Being authentic and consistent with your business model is vital.

Very often for my job, I work with fashion companies that tell me about their business, their doubts and their problems. In 100% of the cases, it is an issue of consistency between what they want to be and what they are, and between where they think they are and where they really are.

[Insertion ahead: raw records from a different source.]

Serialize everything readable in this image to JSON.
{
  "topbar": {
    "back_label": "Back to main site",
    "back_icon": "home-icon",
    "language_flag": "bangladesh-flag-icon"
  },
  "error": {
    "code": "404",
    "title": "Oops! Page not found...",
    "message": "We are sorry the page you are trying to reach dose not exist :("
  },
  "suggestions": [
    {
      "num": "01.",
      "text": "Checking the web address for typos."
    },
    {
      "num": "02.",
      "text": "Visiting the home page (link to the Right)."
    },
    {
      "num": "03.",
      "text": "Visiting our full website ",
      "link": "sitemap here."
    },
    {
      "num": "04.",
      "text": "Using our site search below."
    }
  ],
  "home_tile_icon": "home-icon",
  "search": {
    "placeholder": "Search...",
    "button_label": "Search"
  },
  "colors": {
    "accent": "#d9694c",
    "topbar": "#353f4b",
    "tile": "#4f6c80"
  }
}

Between what they were when their founders created their companies and what they really are today.

In a fashion company, everything has to run like clockwork, where each piece has a specific function and where everything is designed for a unique purpose: to display the time without delays.

Following this simile of a clock, each piece is connected to another, everything is integrated as a single mechanism, without dead spaces, with order and synchronisation, and above all with a clear objective towards an established purpose.

Unfortunately, in most cases I find companies with business models that do not coincide with their financial strategies, product strategies that are not discussed with the store, or what is even worse, organisations that forget that companies are primarily people and that everything starts and ends with them.

In the video, the images must be synced with the sound, as otherwise the film is not understood.